Hopefully other communities can learn from this unfortunate incident in Hamilton. When you (or the company hired) are truly engaged and knowledgeable of the community you are responsible for and are proficient to properly use social media, your campaign has all the ingredients to be successful.

In the past month, there has been controversy around the use of Twitter and other social media to represent regions and municipalities. In our opinion, there are two issues that led to the demise of the Hamilton campaign.

1. The people managing the social media campaign did not follow basic rules of engagement for the medium
2. The people responsible for the Hamilton social media accounts, did not have an accurate knowledge of the city they were representing

For those of you who have not heard, here’s the story of the Our Hamilton social media campaign.

The city of Hamilton hired a firm near Ottawa to collect information about city services from the community, and invested over $350 000.00 to develop the campaign which included a website, Twitter and Pinterest page.

When the campaign launched, residents of Hamilton were excited about the fact that there was going to be a social media forum where they could be heard. People tweeted such comments as “@ourhamilton very exciting project! Great opportunity for #hamont citizens!” and “Hey #HamOnt check out our City (finaly!) using social media to engage residents on municipal issues: @ourhamilton”.

Eric Gillis’s tweet, which served as the catalyst to mass amount of criticism, tweeted @OurHamilton with a valid and sincere remark about the community and what mattered to her:

“Noticed the project hasn’t officially launched yet– but still: The continuation of voluntary pay for disabled on the HSR.”
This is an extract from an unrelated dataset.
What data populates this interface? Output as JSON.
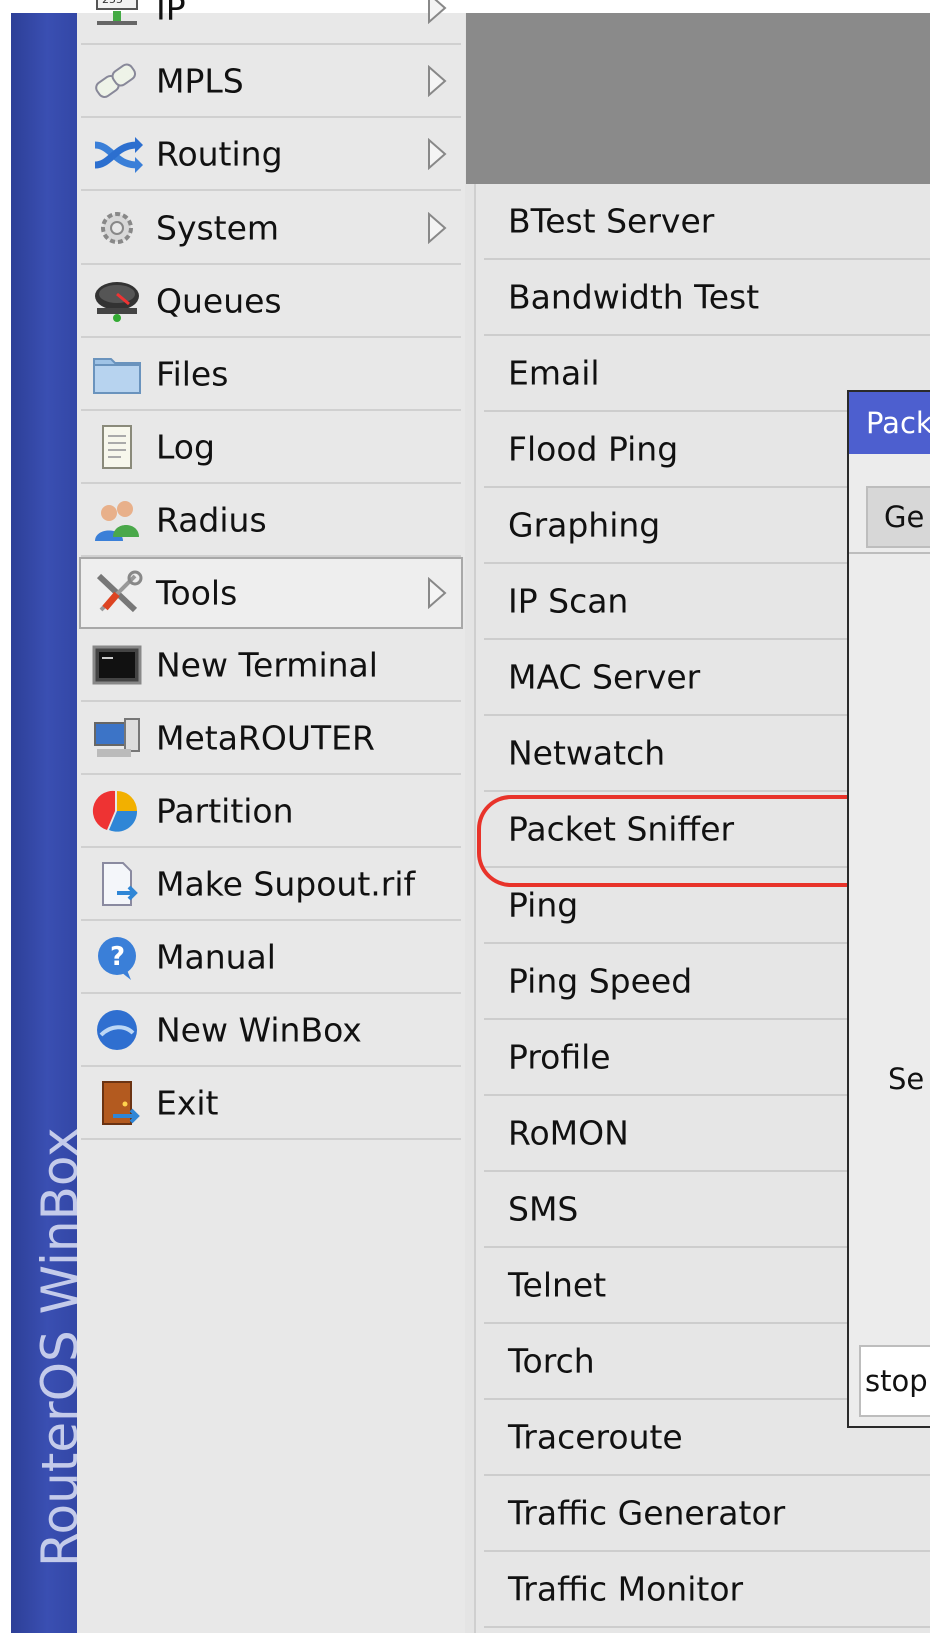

The campaign was engaging and exciting residents even before it was officially launched.

However, very quickly this excitement turned to discord. The day of the launch, January 8, 2013, a tweet sent from the @ourhamilton Twitter account in response to Eric Gillis tweet enraged the Twitter community, who claimed it showed the company was out of touch with the community with which it was being paid to engage. The tweet involved the @ourhamilton account asking what HSR stood for. HSR, is an acronym for Hamilton’s transit system… and one of the services they were responsible for reviewing. Obviously, they should have been well aware of what it was.

After the initial reaction to that tweet, others began to criticize other areas of the campaign. The community was upset that a local firm had not been trusted with the campaign. Others complained that the Pinterest page had images from other Hamiltons, rather than the Hamilton in Ontario that they were representing . A main image on the website was of a bike trail in Ottawa. People were concerned over the layout of the Twitter page and the tone that was being used to engage upset Twitter users.

We believe that the new version of the term “Think before you speak” should be “Google before you Tweet.” The initial catalyst to this situation, the HRS situation described above, happened because the employee handling the Twitter account was not properly educated before he engaged with the community his firm was supposed to be representing.

It would have only taken a minute or two to research the term “HRS”, but instead chose to publicly admit that they did not know what it meant…and mass criticism ensued fueled by this initial tweet. Furthermore, had the employee managing the Twitter account been from the area, there is no doubt that he would know exactly what the HSR was. A local firm would also have been familiar with the city and its landmarks.